Believe it or not, the world’s toughest hill climb is biking distance from Davis. Yes, I know some of you biking know-it-alls will say Italy’s Passo di Mortirolo is the toughest, but my money is on Mixx Canyon just 20 miles southwest of Davis.
In 4.8 miles, Mixx goes from the valley to the top of a Coast Range mountain. Since the first two miles are reasonably flat, the vast majority of the 2,200-foot climb is crammed into a tad over 2 miles.
Feeling ready for the challenge? Here’s how. Ride out to Pleasants Valley Road. One mile south of Cantelow Road is Mixx Canyon. The street sign might be missing, but it is the first road south of Cantelow. Can’t miss it.
The first mile is pleasant rolling hills, every tenth-mile is ticked off by markers on the side of the road. At mile 1, you’ll encounter the first hill. “Oh, Matt,” I hear you say, “this is your famous Mixx? You are a weenie.”
At mile 2, you’ve calculated that you are 40 percent of the way there, the tenth-mile markers are clicking by quickly, and you are feeling good. You say to yourself that you’re a stronger cyclist than you thought.
The grade steepens enough so you need to shift into the smallest front chain ring. But even this is good news because you live in Davis and have never, ever had to shift into the small chain ring; the novelty is invigorating.
Suddenly, you turn a corner and the road steepens. Think orchard ladder. Out of your 27 gears, you can’t ram it into the first one fast enough. A turkey vulture hunches in the road, and in the back of your mind, you wonder about omens and symbolism. You uneasily laugh it off and are at mile 2.5.

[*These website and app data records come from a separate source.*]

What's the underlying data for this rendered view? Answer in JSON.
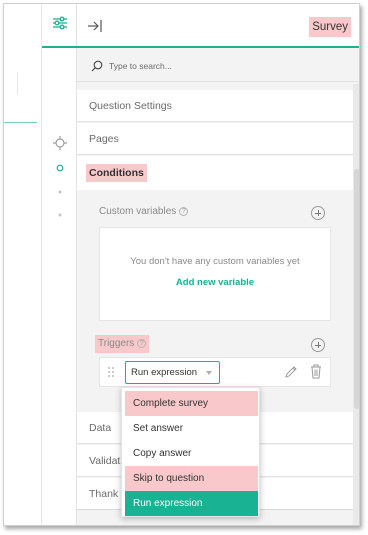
{
  "header": {
    "title": "Survey"
  },
  "search": {
    "placeholder": "Type to search..."
  },
  "sections": {
    "question_settings": "Question Settings",
    "pages": "Pages",
    "conditions": "Conditions"
  },
  "conditions": {
    "custom_variables_label": "Custom variables",
    "empty_text": "You don't have any custom variables yet",
    "add_variable_link": "Add new variable",
    "triggers_label": "Triggers",
    "help_glyph": "?",
    "trigger_type_value": "Run expression"
  },
  "lower_sections": {
    "data": "Data",
    "validation": "Validati",
    "thank_you": "Thank Y"
  },
  "dropdown": {
    "options": [
      "Complete survey",
      "Set answer",
      "Copy answer",
      "Skip to question",
      "Run expression"
    ],
    "selected": "Run expression"
  },
  "colors": {
    "accent": "#19b394",
    "highlight": "#f8c8cb",
    "panel_bg": "#f3f3f3"
  },
  "icons": {
    "settings": "sliders-icon",
    "collapse": "collapse-right-icon",
    "search": "search-icon",
    "tools": [
      "select-target-icon",
      "circle-icon",
      "dot-icon",
      "dot-icon"
    ],
    "trigger_actions": [
      "pencil-icon",
      "trash-icon"
    ]
  }
}
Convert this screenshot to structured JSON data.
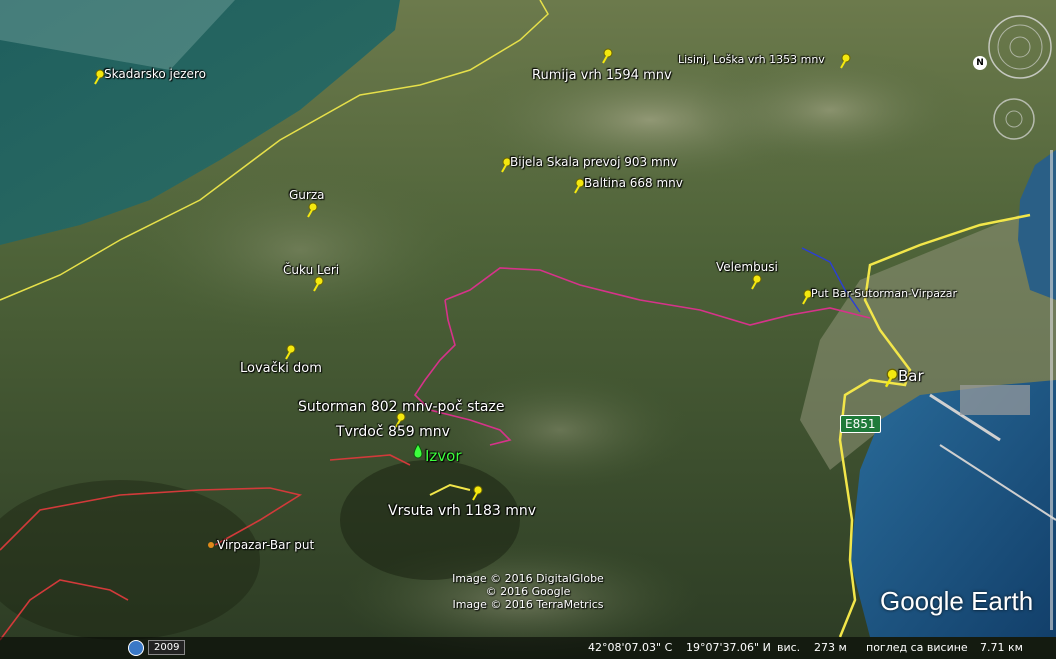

Mile 3 comes and there is a sharp turn that is reminiscent of a corkscrew. You curse three people at this point. One, the sadistic engineer who designed this road. Two, the bike salesman who didn’t sell you a lower gear. Three, me who dangled Mixx Canyon in such a fashion that you had no choice but to try it.
The good news is this is as steep as it gets. The bad news is you have a bit over a mile of this grade. You contemplate the relativity of space and time because those tenth-mile markers are no longer clicking by. Wasn’t the last one you passed mile 3.6? Why is this next one 3.6? Arrgghh!!!
I’m guessing the grade here is minimally 20 percent. It doesn’t matter. All that matters is that it is steep and long. At mile 4, you’ve had it. Your knees are cursing you. You need to turn back. You must turn back because every 20 rotations equals one additional ibuprofen you’ll need if you ever make it home. But you can’t turn back because you are stubborn and prideful, and bragging rights trumps a visit to the physical therapist.
Finally, the end is in sight. You don’t sprint because something might explode: heart, lungs, knees, all of the above. And you arrive at the end of the road. You did it. You may have begun brash, but now you are one of us: humbled.
The great thing about mountains is the downhill reward. But not Mixx. There is no reward. The downhill is steep, tortuous and narrow. You have to ride the brakes practically the whole way down.
One last Mixx present: Occasionally the wheels get so hot from the brakes that innertubes fail. Bring two extra.
Mixx Canyon. Davis’ own extreme bike ride. Don’t say I didn’t warn you.